Shipping business abroad also means relinquishing some control, which for some business owners is easier said than done. And, unless you own the facility and have an employee on-site, fixing any problems that require in-person work involves a lot of time and money. The contracts to set up facilities abroad can also be lengthy, involving months of negotiations and lawyer and consultant costs.

Regional conflicts, such as the periodic clashes between India and Pakistan, also must be considered.

Some move despite challenges

Despite all those issues, for some, moving work abroad is the way to go.

Wall Street giant Goldman Sachs estimates that of the 2.7 million U.S. factory jobs cut in the last three years, 1 million have been relocated abroad.

A wide range of service jobs, such as customer call centers, medical billing and architectural drafting, are also moving outside the USA. In the next 15 years, U.S. employers will move about 3.3 million white-collar jobs abroad, Forrester Research predicts.

The main motivation: money.
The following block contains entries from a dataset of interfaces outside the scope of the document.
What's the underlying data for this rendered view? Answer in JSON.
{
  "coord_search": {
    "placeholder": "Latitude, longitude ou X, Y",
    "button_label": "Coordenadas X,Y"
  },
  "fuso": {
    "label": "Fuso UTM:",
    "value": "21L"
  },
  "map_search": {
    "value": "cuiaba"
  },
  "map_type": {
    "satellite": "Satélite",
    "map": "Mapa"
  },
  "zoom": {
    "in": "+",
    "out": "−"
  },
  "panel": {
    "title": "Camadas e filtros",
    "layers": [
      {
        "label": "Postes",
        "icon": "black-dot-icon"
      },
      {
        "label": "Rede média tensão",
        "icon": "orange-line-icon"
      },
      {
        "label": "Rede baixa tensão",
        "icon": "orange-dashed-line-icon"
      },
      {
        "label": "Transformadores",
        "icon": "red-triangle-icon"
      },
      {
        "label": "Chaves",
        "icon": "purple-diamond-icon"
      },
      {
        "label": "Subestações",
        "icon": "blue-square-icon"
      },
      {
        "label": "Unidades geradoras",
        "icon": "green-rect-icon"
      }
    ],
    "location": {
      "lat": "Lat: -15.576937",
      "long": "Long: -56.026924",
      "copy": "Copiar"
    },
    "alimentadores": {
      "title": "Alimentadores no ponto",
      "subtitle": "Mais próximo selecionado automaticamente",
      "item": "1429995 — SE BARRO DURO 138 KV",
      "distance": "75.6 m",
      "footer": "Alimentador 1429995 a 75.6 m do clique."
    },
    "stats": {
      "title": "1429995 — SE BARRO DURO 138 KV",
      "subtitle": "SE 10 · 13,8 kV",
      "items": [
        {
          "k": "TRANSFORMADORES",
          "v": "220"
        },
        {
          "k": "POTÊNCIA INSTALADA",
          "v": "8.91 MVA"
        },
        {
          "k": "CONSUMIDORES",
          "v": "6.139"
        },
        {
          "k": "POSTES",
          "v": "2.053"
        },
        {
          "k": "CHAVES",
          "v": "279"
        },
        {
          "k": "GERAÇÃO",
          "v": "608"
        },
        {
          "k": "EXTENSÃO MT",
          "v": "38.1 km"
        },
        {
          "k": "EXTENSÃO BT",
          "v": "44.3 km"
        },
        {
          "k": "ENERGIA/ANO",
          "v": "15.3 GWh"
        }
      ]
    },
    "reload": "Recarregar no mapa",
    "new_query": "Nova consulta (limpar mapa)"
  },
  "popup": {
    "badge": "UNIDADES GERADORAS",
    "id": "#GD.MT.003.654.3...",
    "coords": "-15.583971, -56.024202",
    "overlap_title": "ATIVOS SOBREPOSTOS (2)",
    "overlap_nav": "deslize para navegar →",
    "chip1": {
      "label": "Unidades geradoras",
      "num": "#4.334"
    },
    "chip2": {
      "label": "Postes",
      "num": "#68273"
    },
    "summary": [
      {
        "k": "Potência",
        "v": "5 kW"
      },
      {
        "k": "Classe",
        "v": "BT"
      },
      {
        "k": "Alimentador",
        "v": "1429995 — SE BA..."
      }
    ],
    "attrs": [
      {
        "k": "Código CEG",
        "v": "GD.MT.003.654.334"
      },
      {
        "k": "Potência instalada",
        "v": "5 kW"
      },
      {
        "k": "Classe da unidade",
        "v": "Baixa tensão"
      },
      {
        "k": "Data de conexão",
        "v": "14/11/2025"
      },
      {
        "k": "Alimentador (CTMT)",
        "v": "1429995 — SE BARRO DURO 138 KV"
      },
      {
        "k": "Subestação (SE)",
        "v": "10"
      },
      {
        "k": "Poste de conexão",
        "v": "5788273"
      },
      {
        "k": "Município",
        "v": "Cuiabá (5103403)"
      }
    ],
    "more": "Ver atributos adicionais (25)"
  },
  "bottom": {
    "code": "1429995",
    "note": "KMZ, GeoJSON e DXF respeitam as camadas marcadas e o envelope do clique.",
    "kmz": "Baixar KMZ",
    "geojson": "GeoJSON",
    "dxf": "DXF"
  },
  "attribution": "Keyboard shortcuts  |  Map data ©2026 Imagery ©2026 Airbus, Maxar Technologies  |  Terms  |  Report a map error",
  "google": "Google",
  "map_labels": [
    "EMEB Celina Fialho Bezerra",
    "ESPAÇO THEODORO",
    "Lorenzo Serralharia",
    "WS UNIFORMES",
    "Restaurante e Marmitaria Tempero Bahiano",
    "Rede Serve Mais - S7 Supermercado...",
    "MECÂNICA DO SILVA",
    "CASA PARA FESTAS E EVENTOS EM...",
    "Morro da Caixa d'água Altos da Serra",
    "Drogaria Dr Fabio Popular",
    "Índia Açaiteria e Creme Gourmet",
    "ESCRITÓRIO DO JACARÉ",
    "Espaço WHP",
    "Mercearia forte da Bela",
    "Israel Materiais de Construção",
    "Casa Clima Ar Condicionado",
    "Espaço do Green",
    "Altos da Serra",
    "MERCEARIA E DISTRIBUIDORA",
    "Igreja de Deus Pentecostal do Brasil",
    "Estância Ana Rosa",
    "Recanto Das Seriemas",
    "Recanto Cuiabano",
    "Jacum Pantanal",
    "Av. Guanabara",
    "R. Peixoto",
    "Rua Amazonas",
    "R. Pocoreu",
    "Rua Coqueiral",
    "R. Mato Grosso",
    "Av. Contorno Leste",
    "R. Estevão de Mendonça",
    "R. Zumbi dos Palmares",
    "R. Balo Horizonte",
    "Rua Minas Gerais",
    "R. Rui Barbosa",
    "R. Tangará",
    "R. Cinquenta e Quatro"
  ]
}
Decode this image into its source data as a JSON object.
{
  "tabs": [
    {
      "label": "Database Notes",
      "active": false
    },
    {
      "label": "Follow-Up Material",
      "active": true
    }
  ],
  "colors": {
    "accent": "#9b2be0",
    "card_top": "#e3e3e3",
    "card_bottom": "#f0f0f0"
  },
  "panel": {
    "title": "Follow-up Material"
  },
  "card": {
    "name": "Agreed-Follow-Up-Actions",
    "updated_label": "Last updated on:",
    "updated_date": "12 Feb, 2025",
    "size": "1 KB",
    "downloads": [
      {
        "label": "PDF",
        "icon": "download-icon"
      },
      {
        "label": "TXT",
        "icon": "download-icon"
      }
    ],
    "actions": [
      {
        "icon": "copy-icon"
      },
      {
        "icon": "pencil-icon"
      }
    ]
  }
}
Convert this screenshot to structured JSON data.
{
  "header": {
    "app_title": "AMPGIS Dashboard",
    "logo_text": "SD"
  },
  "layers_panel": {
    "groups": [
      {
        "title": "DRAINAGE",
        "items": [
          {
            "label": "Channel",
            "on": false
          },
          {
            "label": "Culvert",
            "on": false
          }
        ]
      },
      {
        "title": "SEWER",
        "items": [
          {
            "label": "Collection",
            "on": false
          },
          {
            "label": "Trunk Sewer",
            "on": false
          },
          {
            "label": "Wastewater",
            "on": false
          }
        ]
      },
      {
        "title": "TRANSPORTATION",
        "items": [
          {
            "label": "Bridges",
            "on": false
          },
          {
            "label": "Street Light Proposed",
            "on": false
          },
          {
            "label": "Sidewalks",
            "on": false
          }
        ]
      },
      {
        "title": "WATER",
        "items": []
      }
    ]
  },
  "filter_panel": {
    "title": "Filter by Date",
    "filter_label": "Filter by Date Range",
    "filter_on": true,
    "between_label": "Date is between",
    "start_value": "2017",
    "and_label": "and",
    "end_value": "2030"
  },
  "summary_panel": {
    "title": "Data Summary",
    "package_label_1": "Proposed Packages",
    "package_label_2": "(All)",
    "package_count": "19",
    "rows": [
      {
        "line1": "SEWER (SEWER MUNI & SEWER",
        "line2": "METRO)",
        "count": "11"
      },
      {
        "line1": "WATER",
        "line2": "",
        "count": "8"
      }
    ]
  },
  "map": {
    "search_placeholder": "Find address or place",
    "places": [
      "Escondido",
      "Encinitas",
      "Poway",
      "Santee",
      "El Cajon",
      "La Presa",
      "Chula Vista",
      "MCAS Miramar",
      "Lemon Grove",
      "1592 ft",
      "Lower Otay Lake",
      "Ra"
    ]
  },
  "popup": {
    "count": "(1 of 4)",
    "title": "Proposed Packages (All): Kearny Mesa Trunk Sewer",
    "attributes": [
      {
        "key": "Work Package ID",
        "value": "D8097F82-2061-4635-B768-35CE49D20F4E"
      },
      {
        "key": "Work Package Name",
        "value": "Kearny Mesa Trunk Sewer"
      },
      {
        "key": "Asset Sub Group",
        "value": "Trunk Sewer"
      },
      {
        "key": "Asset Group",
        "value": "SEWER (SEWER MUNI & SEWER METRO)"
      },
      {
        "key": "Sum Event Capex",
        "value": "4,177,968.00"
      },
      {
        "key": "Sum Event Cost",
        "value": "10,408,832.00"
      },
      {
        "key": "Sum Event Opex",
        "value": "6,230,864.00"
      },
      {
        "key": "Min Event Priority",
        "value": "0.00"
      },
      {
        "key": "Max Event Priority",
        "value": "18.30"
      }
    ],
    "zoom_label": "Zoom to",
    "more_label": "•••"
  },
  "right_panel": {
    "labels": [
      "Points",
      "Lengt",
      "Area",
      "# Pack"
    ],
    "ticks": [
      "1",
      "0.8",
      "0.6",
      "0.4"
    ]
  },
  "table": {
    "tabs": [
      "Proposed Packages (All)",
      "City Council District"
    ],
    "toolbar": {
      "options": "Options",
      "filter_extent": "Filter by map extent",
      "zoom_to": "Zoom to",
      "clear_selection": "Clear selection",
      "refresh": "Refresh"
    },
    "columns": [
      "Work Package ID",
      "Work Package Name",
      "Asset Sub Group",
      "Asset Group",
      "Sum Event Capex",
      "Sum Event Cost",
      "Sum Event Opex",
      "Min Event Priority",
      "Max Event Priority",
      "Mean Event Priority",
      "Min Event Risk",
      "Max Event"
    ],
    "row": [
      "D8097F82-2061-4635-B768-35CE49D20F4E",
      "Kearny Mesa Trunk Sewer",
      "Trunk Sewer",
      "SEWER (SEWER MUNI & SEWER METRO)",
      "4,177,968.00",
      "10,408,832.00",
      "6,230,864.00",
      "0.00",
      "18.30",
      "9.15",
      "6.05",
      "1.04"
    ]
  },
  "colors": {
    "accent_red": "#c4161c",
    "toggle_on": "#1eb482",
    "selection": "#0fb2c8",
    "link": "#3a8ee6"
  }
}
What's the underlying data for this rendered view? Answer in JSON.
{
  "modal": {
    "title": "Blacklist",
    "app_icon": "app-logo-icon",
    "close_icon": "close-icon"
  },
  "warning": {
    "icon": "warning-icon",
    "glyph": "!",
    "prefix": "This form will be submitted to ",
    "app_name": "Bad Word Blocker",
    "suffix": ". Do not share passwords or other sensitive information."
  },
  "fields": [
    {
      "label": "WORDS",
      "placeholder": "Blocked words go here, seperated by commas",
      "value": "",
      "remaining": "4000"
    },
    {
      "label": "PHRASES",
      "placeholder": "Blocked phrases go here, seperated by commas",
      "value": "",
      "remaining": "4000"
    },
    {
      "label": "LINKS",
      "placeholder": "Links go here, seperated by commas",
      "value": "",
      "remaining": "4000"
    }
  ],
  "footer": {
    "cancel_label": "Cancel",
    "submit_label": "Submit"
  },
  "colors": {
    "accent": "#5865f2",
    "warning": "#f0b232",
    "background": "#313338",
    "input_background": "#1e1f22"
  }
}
UC-Davis' Kenney and co-author Rafiq Dossani of Stanford University estimate a call center worker who costs clients $12.47 an hour - including equipment and other costs - in Kansas City costs $4.12 an hour in Mumbai, the Indian city formerly known as Bombay. Indiana originally went with the Indian company after its bid for the computer work came in at $15 million, $8 million below the closest competitor.

After working in Asia and Europe for 15 years, Philip Ison, president of Ison International, bought an upholstery factory in Tennessee in 1999 and shut it down after two years.

"There was just no profit margin to be made," he says. "With all of the headaches between health insurance, workman's comp, OSHA, you can just keep on going down the list. It's not economically feasible to produce something here that takes a lot of labor."

Ison now produces furniture in Romania and ships the products to Norfolk, Va., before selling in the USA.

"With the Internet and the communication systems that are available at this point in time, it's no big deal to sit here and run the factory," he says.

But while some jobs may continue to be sent overseas, it's clear that others - especially those requiring special skills, quick turnaround times or customer contact - will stay in the USA.

"Most companies believe it's going to be easier (to shift work)," says Rudy Puryear of Bain and Co., who has consulted with clients on setting up operations abroad. He says he's seen some firms pull back two or three years after shifting to foreign workers or suppliers. "It is a buyer beware situation."